When I was writing The Stolen Crown, a novel about the twelfth century civil war between Stephen and Matilda known as ‘The Anarchy’, the most exciting episodes to write were those of pursuit and escape. Maud had three exceptionally hairy escapes during the novel. But first a little about Empress Maud’s background and how her crown came to be stolen.
The novel opens when Matilda, Maud in the novel, following the death of her husband, The Holy Roman Emperor, was recalled from Germany by her father, Henry I. Henry demanded the nobles and prelates of England swear an oath in Westminster Hall to accept Matilda as his heir and their queen after his death. Maud was furious because shortly after this he married her to fifteen year old, arrogant, red-headed Geoffrey of Anjou. Initially, their marriage only lasted a year and she angrily returned to England. The King and his council persuaded them to try again. They did and, this time, Geoffrey and Matilda had three sons in quick succession. The eldest eventually would become Henry II.
On Maud’s father’s death in 1135, Stephen of Blois seized the throne. He was supported by nobles and prelates who did not want a female ruler; nor did they want Geoffrey of Anjou as her consort and potential king. Stephen of Blois was Henry’s nephew, her cousin, the son of King Henry’s sister Adela. William the Conqueror was their mutual grandfather. Maud was unable to challenge Stephen’s kingship until 1139 when her loyal illegitimate brother, one of Henry’s nineteen illegitimate offspring, Robert of Gloucester, helped her to slip into Arundel on the south coast with only a few knights. Amazingly, Stephen did not capture her at Arundel nor did he send her away. Instead, she was escorted by his brother, Bishop Henry of Winchester, to Bristol where she and her half-brother began to recruit their army.
Her story becomes thrilling. It involves three perilous escapes. The first of these occurs as she is about to be crowned queen in Westminster, Robert of Gloucester having defeated and captured Stephen at the Battle of Lincoln. She now was in a position to claim her throne. Stephen was her prisoner. It was Midsummer’s Eve. Maud would be crowned Queen Matilda on Midsummer Day. However, London merchants did not support her because she had immediately increased their taxes. They claimed she was arrogant, acting like a man, deepening her voice as well as upsetting advisors close to her, including her half-brother, Robert and the Bishop of Winchester who had temporarily switched sides to support her. She simply would not take advice.
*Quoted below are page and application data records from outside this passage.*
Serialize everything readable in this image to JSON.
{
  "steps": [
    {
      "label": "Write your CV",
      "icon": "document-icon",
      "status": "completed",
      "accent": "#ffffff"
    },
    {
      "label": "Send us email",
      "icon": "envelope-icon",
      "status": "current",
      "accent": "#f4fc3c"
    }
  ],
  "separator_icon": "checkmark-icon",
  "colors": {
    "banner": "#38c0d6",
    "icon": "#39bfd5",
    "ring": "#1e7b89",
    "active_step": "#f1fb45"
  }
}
Henry of Winchester changed sides back to Stephen again. Her enemies including the Bishop were supported by Stephen’s queen, Matilda of Boulogne who raised an army in her stronghold, Kent. That eve, an army of Londoners came storming out of the City gates to the Palace of Westminster. Maud narrowly escaped to Oxford.
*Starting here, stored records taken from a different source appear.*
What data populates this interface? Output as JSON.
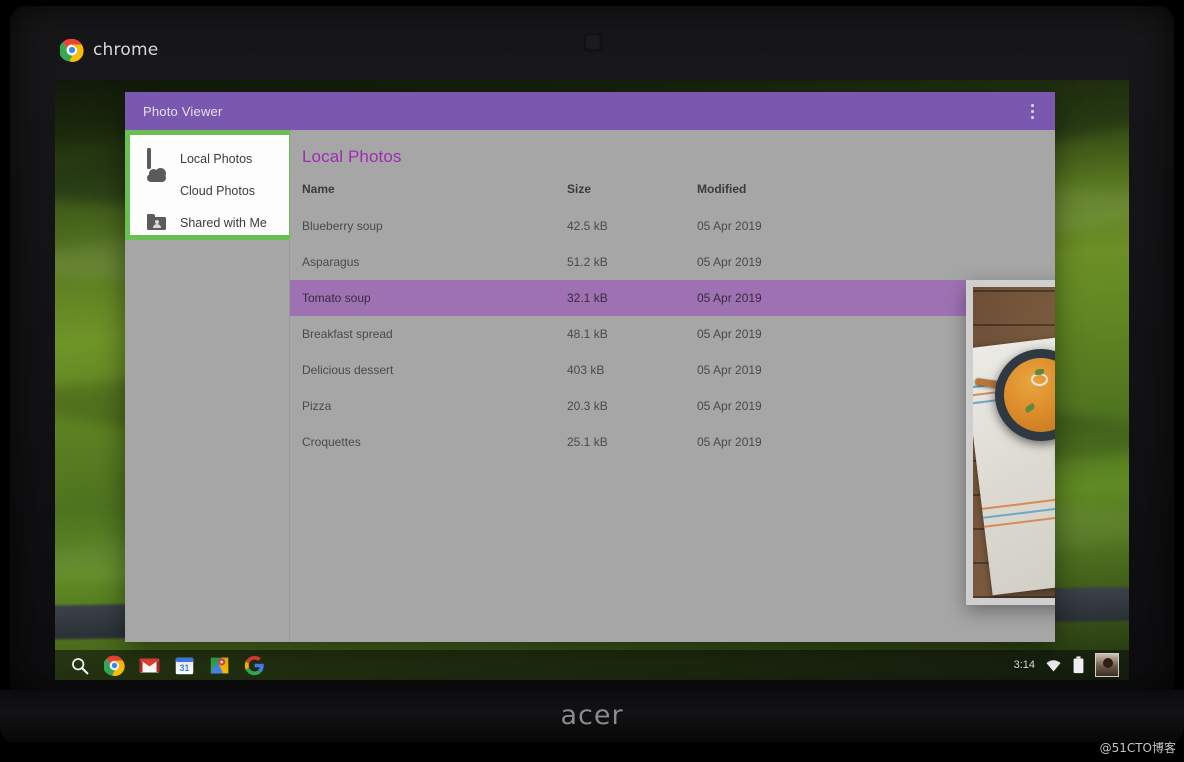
{
  "device": {
    "brand": "acer",
    "os_brand": "chrome",
    "chrome_logo_icon": "chrome-logo-icon",
    "webcam_icon": "webcam-icon"
  },
  "shelf": {
    "time": "3:14",
    "launcher_icon": "search-icon",
    "apps": [
      {
        "icon": "chrome-icon",
        "label": "Chrome"
      },
      {
        "icon": "gmail-icon",
        "label": "Gmail"
      },
      {
        "icon": "calendar-icon",
        "label": "Calendar",
        "day": "31"
      },
      {
        "icon": "maps-icon",
        "label": "Maps"
      },
      {
        "icon": "google-icon",
        "label": "Google Search"
      }
    ],
    "status": {
      "wifi_icon": "wifi-icon",
      "battery_icon": "battery-icon",
      "avatar_icon": "avatar"
    }
  },
  "app": {
    "title": "Photo Viewer",
    "overflow_icon": "more-vert-icon",
    "page_title": "Local Photos",
    "colors": {
      "app_bar": "#7a58b0",
      "accent_title": "#a02bb4",
      "selected_row": "#9e72b2",
      "content_bg": "#a6a6a6",
      "highlight_border": "#6abf52"
    }
  },
  "drawer": {
    "highlighted": true,
    "items": [
      {
        "label": "Local Photos",
        "icon": "photo-icon",
        "selected": true
      },
      {
        "label": "Cloud Photos",
        "icon": "cloud-icon",
        "selected": false
      },
      {
        "label": "Shared with Me",
        "icon": "folder-shared-icon",
        "selected": false
      }
    ]
  },
  "table": {
    "columns": [
      "Name",
      "Size",
      "Modified"
    ],
    "rows": [
      {
        "name": "Blueberry soup",
        "size": "42.5 kB",
        "modified": "05 Apr 2019",
        "selected": false
      },
      {
        "name": "Asparagus",
        "size": "51.2 kB",
        "modified": "05 Apr 2019",
        "selected": false
      },
      {
        "name": "Tomato soup",
        "size": "32.1 kB",
        "modified": "05 Apr 2019",
        "selected": true
      },
      {
        "name": "Breakfast spread",
        "size": "48.1 kB",
        "modified": "05 Apr 2019",
        "selected": false
      },
      {
        "name": "Delicious dessert",
        "size": "403 kB",
        "modified": "05 Apr 2019",
        "selected": false
      },
      {
        "name": "Pizza",
        "size": "20.3 kB",
        "modified": "05 Apr 2019",
        "selected": false
      },
      {
        "name": "Croquettes",
        "size": "25.1 kB",
        "modified": "05 Apr 2019",
        "selected": false
      }
    ]
  },
  "preview": {
    "name": "preview-photo",
    "alt": "Two bowls of tomato soup on a wooden table with a striped cloth"
  },
  "watermark": {
    "text": "@51CTO博客"
  }
}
The second escape occurs when Maud becomes involved in a double siege at Winchester only a few months later. Her supporters led by Robert of Gloucester, Miles of Hereford and Brien Fitz Count attacked the Bishop of Winchester’s new castle from Maud’s castle by Winchester’s west gate. The Bishop escaped but Maud was threatened by the approaching army led by Stephen’s queen. It was a double siege. This time, she escaped by the skin of her teeth protected by Brien Fitz Count. Earl Robert was captured. He was exchanged for Stephen who once released sat upon the throne once again.
Maud held the south west as far east as Oxford and Wallingford. She even had her own coin minted. She was in great danger again as she took up residence in Oxford Castle. Her last escape was from Oxford Castle where she was besieged by Stephen during mid-winter 1142. After three months, it was a desperate situation. The castle was surrounded by Stephen’s troops and they were running out of food. To save her people and, indeed, herself, Maud escaped by darkness during a heavy December snow storm. Read the novel to find out more because it’s an extraordinary escape. Maud climbed out of the postern gateway on a rope ladder. She was in disguise wearing a cloak of white sheets, a camouflage, as she crossed a frozen millstream and passed close to Stephen’s camp. She walked with two companions along the frozen River Thames to Abingdon and from Abingdon Abbey by horse to Wallingford. Maud was extraordinary, determined and resolute. Safe for now, she would win her crown… or would she?
There is more, much more in The Stolen Crown released on May 18th. It is available now for all e readers and from bookshops US and UK. Amazon Link https://tinyurl.com/3etw76ar